Video

Video Rebuilding New Orleans' Music Scene

Ten years after Hurricane Katrina inundated New Orleans, threatening to wash away its vibrant musical heritage along with its neighborhoods, the beat goes on. As Bronwyn Benito and Faith Lapidus report, a Musicians' Village is preserving the city's unique sound.
Video

Video In Russia, Auto Industry in Tailspin

Industry insiders say country relies too heavily on imports as inflation cuts too many consumers out of the market. Daniel Schearf has more from Moscow.
Video

Video Scientist Calls Use of Fetal Tissue in Medical Research Essential

An anti-abortion group responsible for secret recordings of workers at a women's health care organization claims the workers shown are offering baby parts for sale, a charge the organization strongly denies. While the selling of fetal tissue is against the law in the United States, abortion and the use of donated fetal tissue for medical research are both legal. VOA’s Julie Taboh reports.
Video

Video Next to Iran, Climate at Forefront of Obama Agenda

President Barack Obama this week announced new initiatives aimed at making it easier for Americans to access renewable energy sources such as solar and wind. Obama is not slowing down when it comes to pushing through climate change measures, an issue he says is the greatest threat to the country’s national security. VOA correspondent Aru Pande has more from the White House.
Video

Video Arctic Draws International Competition for Oil

A new geopolitical “Great Game” is underway in earth’s northernmost region, the Arctic, where Russia has claimed a large area for resource development and President Barack Obama recently approved Shell Oil Company’s test-drilling project in an area under U.S. control. Greg Flakus reports.
Video

Video Philippine Maritime Police: Chinese Fishermen a Threat to Country’s Security

China and the Philippines both claim maritime rights in the South China Sea.  That includes the right to fish in those waters. Jason Strother reports on how the Philippines is catching Chinese nationals it says are illegal poachers. He has the story from Palawan province.
Video

Video China's Spratly Island Building Said to Light Up the Night 'Like A City'

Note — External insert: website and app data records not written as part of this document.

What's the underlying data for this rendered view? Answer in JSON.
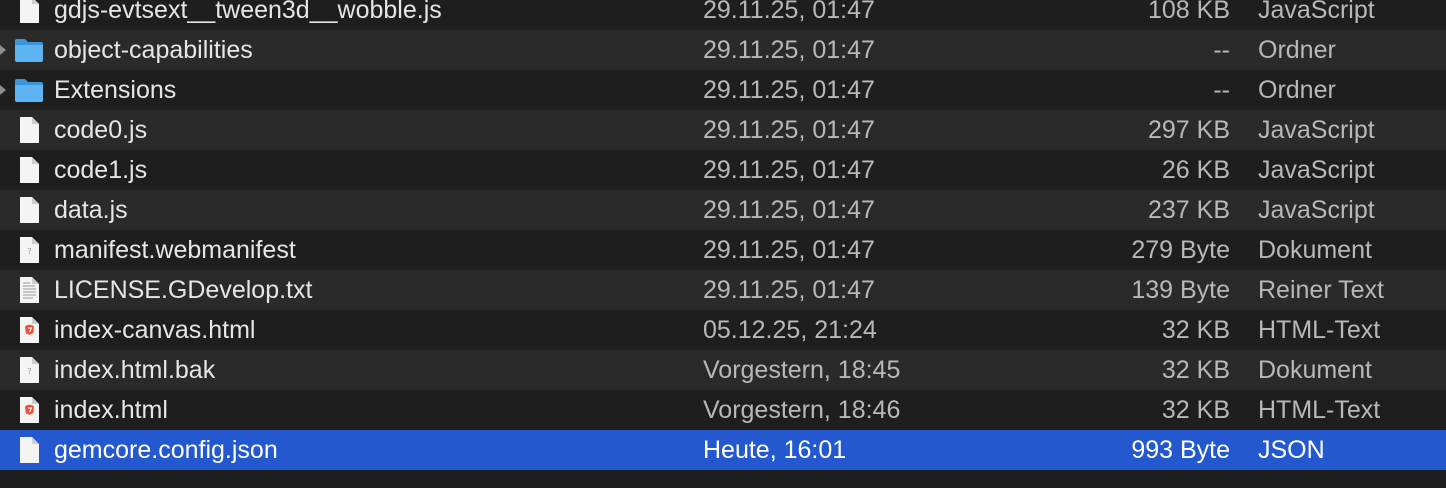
{
  "files": [
    {
      "name": "gdjs-evtsext__tween3d__wobble.js",
      "date": "29.11.25, 01:47",
      "size": "108 KB",
      "kind": "JavaScript",
      "icon": "document-icon",
      "folder": false
    },
    {
      "name": "object-capabilities",
      "date": "29.11.25, 01:47",
      "size": "--",
      "kind": "Ordner",
      "icon": "folder-icon",
      "folder": true
    },
    {
      "name": "Extensions",
      "date": "29.11.25, 01:47",
      "size": "--",
      "kind": "Ordner",
      "icon": "folder-icon",
      "folder": true
    },
    {
      "name": "code0.js",
      "date": "29.11.25, 01:47",
      "size": "297 KB",
      "kind": "JavaScript",
      "icon": "document-icon",
      "folder": false
    },
    {
      "name": "code1.js",
      "date": "29.11.25, 01:47",
      "size": "26 KB",
      "kind": "JavaScript",
      "icon": "document-icon",
      "folder": false
    },
    {
      "name": "data.js",
      "date": "29.11.25, 01:47",
      "size": "237 KB",
      "kind": "JavaScript",
      "icon": "document-icon",
      "folder": false
    },
    {
      "name": "manifest.webmanifest",
      "date": "29.11.25, 01:47",
      "size": "279 Byte",
      "kind": "Dokument",
      "icon": "generic-document-icon",
      "folder": false
    },
    {
      "name": "LICENSE.GDevelop.txt",
      "date": "29.11.25, 01:47",
      "size": "139 Byte",
      "kind": "Reiner Text",
      "icon": "text-document-icon",
      "folder": false
    },
    {
      "name": "index-canvas.html",
      "date": "05.12.25, 21:24",
      "size": "32 KB",
      "kind": "HTML-Text",
      "icon": "html-document-icon",
      "folder": false
    },
    {
      "name": "index.html.bak",
      "date": "Vorgestern, 18:45",
      "size": "32 KB",
      "kind": "Dokument",
      "icon": "generic-document-icon",
      "folder": false
    },
    {
      "name": "index.html",
      "date": "Vorgestern, 18:46",
      "size": "32 KB",
      "kind": "HTML-Text",
      "icon": "html-document-icon",
      "folder": false
    },
    {
      "name": "gemcore.config.json",
      "date": "Heute, 16:01",
      "size": "993 Byte",
      "kind": "JSON",
      "icon": "document-icon",
      "folder": false,
      "selected": true
    }
  ],
  "colors": {
    "selection": "#2458cf",
    "folder": "#5eb3f2",
    "background": "#1e1e1e",
    "alt_row": "#2a2a2a"
  }
}
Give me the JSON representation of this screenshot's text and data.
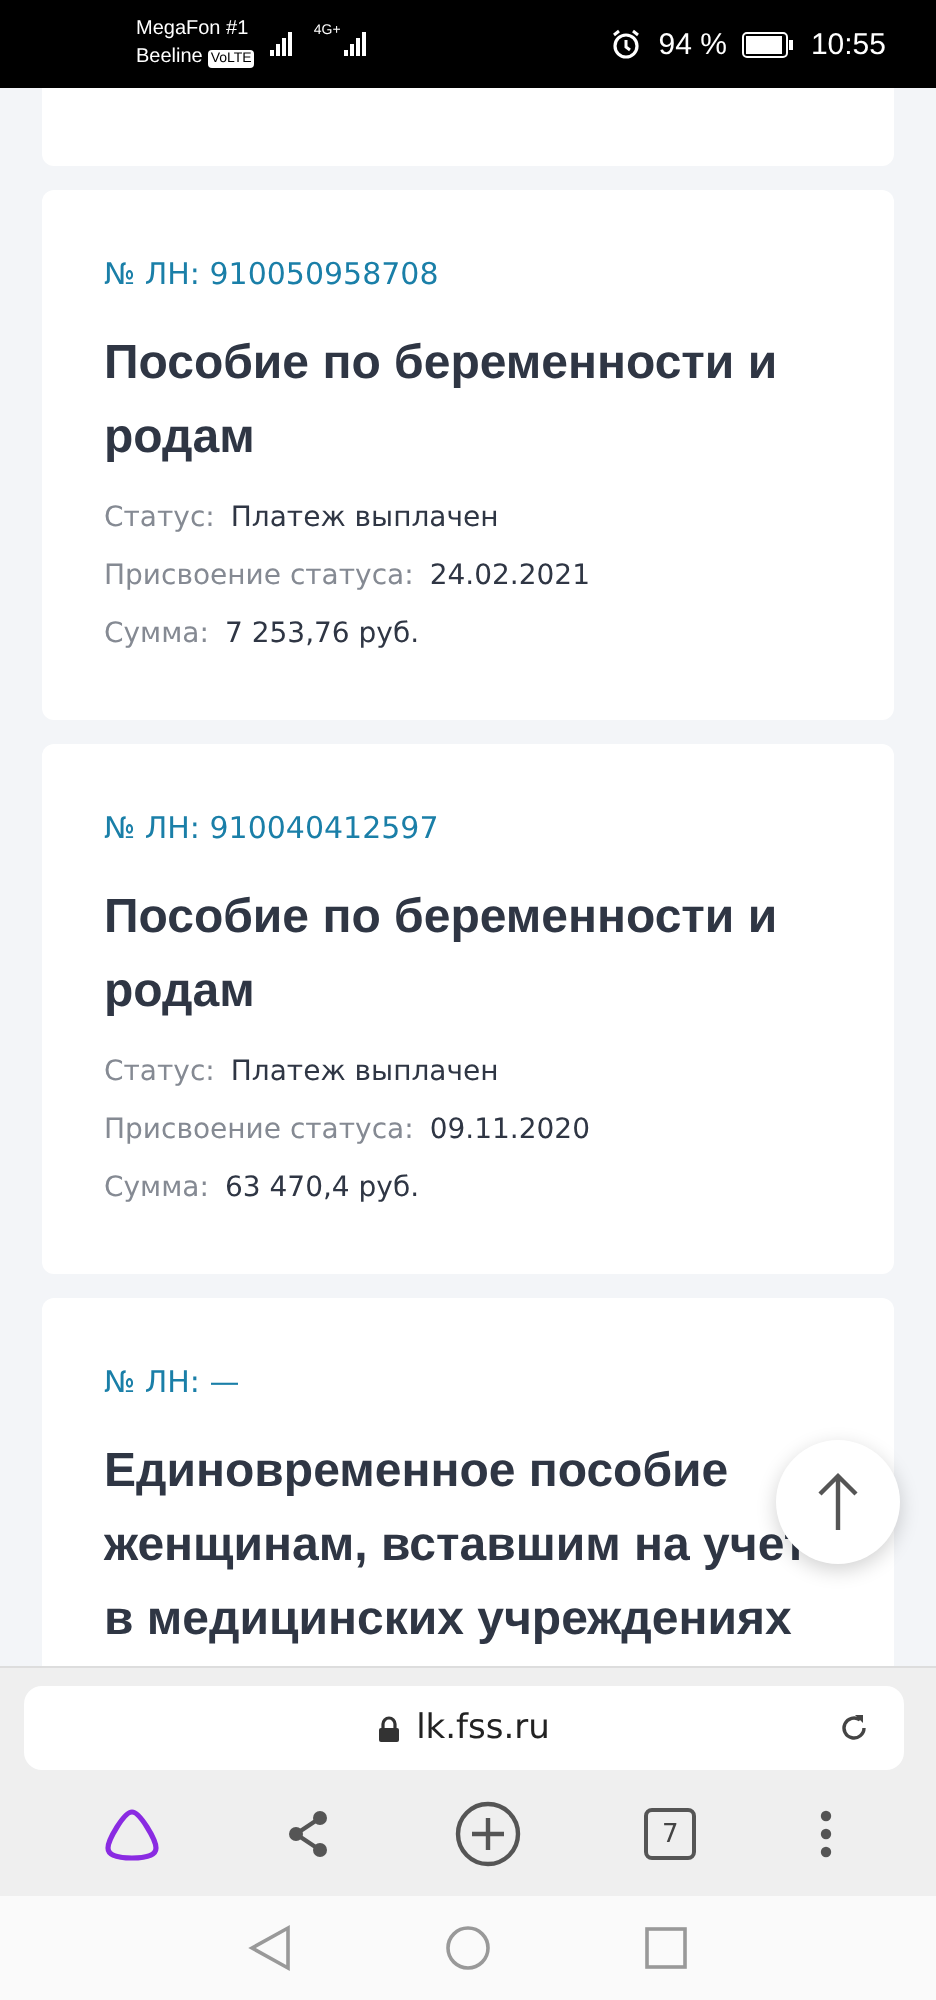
{
  "status_bar": {
    "carrier_1": "MegaFon #1",
    "carrier_2": "Beeline",
    "volte": "VoLTE",
    "network": "4G+",
    "battery": "94 %",
    "time": "10:55"
  },
  "cards": [
    {
      "number": "№ ЛН: 910050958708",
      "title": "Пособие по беременности и родам",
      "fields": [
        {
          "label": "Статус:",
          "value": "Платеж выплачен"
        },
        {
          "label": "Присвоение статуса:",
          "value": "24.02.2021"
        },
        {
          "label": "Сумма:",
          "value": "7 253,76 руб."
        }
      ]
    },
    {
      "number": "№ ЛН: 910040412597",
      "title": "Пособие по беременности и родам",
      "fields": [
        {
          "label": "Статус:",
          "value": "Платеж выплачен"
        },
        {
          "label": "Присвоение статуса:",
          "value": "09.11.2020"
        },
        {
          "label": "Сумма:",
          "value": "63 470,4 руб."
        }
      ]
    },
    {
      "number": "№ ЛН: —",
      "title": "Единовременное пособие женщинам, вставшим на учет в медицинских учреждениях"
    }
  ],
  "browser": {
    "url": "lk.fss.ru",
    "tab_count": "7"
  }
}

Southeast Asian countries claim China has illegally seized territory in the Spratly islands. It is especially a concern for a Philippine mayor who says Beijing is occupying parts of his municipality. Jason Strother reports from the capital of Palawan province, Puerto Princesa.

VOA Blogs